What is a urinary tract infection?
This is an infection in the bladder and urethra. It is caused by bacteria that come from your own bowel. After you pass a stool, some bacteria remain around the back passage and these can travel to the urethra (the tube from the bladder to the outside). The bacteria go up the urethra and multiply quickly in the urine to cause a UTI.
Why are the elderly more susceptible to urinary tract infections?
There are three reasons
- Elderly people have less resistance to infections due to their immune system being less effective. Hence they are offered flu vaccines each year and younger people are not!
- They may have conditions such as diabetes, lowered mobility, bladder or bowel problems. All these make their systems vulnerable to UTI’s
- Elderly people have weaker muscles in their bladder and may not empty their bladder properly upon urination. This leaves urine in the bladder in which bacteria multiplies
Signs and Symptoms of a UTI
- Urine should be pale to medium yellow colour. With a UTI the urine becomes cloudy
- Blood in the urine
- The urine has a much stronger odour than usual and may smell fishy
- You feel pain or a burning sensation when you pass urine
- You have a low-grade fever
- Night sweats, shaking or chills
All the above signs are actually as a result of the body trying to fight off the infection. An elderly person’s immune system may not be able to respond to the infection in this way.
Signs and Symptoms of a UTI in an elderly person

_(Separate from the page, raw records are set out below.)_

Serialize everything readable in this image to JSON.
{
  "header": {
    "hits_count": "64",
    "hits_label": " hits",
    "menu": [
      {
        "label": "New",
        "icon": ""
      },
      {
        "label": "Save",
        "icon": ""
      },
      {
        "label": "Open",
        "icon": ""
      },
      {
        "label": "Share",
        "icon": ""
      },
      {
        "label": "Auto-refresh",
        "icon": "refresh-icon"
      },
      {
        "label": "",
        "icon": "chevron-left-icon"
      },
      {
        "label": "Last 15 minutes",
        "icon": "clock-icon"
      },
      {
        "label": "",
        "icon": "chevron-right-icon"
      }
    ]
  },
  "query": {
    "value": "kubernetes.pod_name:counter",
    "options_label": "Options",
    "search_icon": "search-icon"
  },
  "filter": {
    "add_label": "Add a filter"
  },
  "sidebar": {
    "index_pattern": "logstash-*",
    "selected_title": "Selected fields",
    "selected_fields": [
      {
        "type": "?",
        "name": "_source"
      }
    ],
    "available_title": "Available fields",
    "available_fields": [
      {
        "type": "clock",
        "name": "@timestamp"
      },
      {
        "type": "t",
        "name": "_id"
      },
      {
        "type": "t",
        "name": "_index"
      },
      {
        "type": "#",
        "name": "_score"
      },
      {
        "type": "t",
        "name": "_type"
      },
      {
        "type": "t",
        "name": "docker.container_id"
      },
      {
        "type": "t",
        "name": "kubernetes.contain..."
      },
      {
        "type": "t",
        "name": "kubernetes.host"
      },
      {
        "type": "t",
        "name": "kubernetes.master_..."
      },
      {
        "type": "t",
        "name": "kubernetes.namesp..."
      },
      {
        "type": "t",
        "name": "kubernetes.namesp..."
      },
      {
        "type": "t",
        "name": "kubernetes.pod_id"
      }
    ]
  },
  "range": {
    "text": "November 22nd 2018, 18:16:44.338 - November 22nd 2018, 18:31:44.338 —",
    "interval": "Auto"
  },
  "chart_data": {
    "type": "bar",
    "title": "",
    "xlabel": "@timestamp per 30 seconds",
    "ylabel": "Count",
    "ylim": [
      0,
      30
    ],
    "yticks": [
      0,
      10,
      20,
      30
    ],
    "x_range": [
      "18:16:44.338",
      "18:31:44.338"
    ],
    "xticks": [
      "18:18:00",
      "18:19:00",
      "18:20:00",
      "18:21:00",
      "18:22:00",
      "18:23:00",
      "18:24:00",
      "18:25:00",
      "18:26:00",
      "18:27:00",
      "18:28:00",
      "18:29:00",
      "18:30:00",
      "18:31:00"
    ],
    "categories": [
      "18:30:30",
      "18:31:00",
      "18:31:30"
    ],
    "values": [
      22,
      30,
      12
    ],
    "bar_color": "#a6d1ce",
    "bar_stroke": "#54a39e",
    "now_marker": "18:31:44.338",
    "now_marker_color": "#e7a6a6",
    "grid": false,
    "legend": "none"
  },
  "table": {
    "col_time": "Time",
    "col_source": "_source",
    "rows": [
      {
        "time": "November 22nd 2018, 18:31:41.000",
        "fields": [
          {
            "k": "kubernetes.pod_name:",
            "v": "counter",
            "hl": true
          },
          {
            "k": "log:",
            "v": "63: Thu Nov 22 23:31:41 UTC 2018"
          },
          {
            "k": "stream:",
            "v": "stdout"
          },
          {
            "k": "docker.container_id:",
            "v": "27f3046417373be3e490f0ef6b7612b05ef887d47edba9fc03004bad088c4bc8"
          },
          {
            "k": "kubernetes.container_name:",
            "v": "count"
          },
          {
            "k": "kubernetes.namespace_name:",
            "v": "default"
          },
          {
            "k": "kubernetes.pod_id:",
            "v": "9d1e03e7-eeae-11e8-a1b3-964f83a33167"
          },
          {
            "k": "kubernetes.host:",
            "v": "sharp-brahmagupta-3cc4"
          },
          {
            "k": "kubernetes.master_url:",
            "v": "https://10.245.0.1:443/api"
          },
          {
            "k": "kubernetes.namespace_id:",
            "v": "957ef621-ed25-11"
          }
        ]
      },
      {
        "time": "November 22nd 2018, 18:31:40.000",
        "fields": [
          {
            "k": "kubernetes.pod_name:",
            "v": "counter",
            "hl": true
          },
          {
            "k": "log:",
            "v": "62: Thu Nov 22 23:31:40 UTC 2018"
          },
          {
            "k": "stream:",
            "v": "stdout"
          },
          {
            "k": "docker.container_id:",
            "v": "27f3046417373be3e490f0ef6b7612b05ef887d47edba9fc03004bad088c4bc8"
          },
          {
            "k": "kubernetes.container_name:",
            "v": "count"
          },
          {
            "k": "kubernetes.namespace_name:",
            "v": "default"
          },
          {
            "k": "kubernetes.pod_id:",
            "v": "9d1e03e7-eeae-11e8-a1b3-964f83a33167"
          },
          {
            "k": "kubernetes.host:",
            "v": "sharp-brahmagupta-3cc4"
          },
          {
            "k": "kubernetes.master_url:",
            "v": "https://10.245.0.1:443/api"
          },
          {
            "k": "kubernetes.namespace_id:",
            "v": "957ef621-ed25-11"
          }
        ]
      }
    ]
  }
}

Instead of the signs and symptoms listed above, you may see:-
- Other behavioural changes such as aggression or unreasonableness
- Poor motor skills or dizziness

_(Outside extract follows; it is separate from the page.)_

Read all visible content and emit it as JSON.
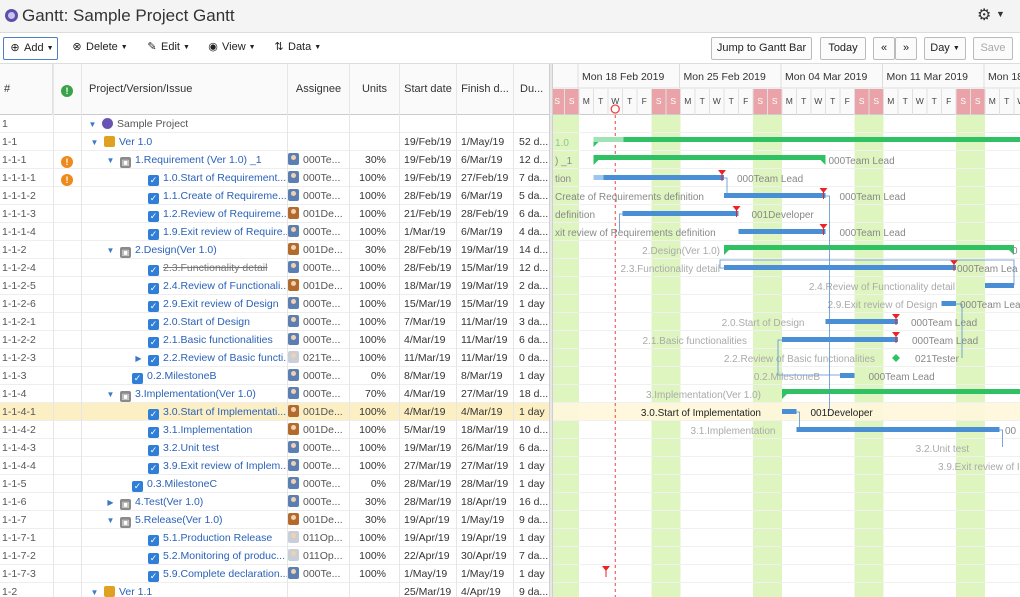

How to treat a UTI
The key to treatment is to recognise you may be dealing with a UTI. UTI’s in the elderly are often mistaken in the early stages for dementia because of the confusion and behavioural changes. Next is to take a sample of urine to the GP to be tested for infection. GP’s have two levels of tests available. The first is a test done at the surgery; the second is to send the sample to the laboratory for more detailed analysis. The former is quick and will be suitable for most UTI’s and the second is used when a person does not respond to the usual treatment. Once a UTI has been diagnosed the person will be given a prescription for the appropriate antibiotics and this need to be started as soon as possible. An elderly person can go from being mildly unwell to extremely ill from a UTI in a matter of hours. An untreated UTI can lead to kidney infections, kidney failure and infection of the bloodstream (sepsis)
Get the Upper Hand with UTI’s
Now I have made you realise that UTI’s are more of a serious threat than you thought for the elderly, here are some simple and basic steps to avoid them
- Drink plenty of fluids
- Remember that caffeine irritates the bladder so either avoid it or keep it to a minimum
- Wear cotton underwear as this ‘breathes’ keeping the genital area dry
- Change your underwear frequently and definitely if it becomes soiled
- Wash the genital area daily with soap and water and wash your flannel frequently
- When cleaning the genital area after using the toilet, wipe front to back
- People who have memory problems and who leave it long periods of time between going to the toilet can set reminders for themselves
Home Instead Carers help their clients maintain and look after their health every day. If this article has raised concerns or questions, please contact Jean Allen on 01255 672 269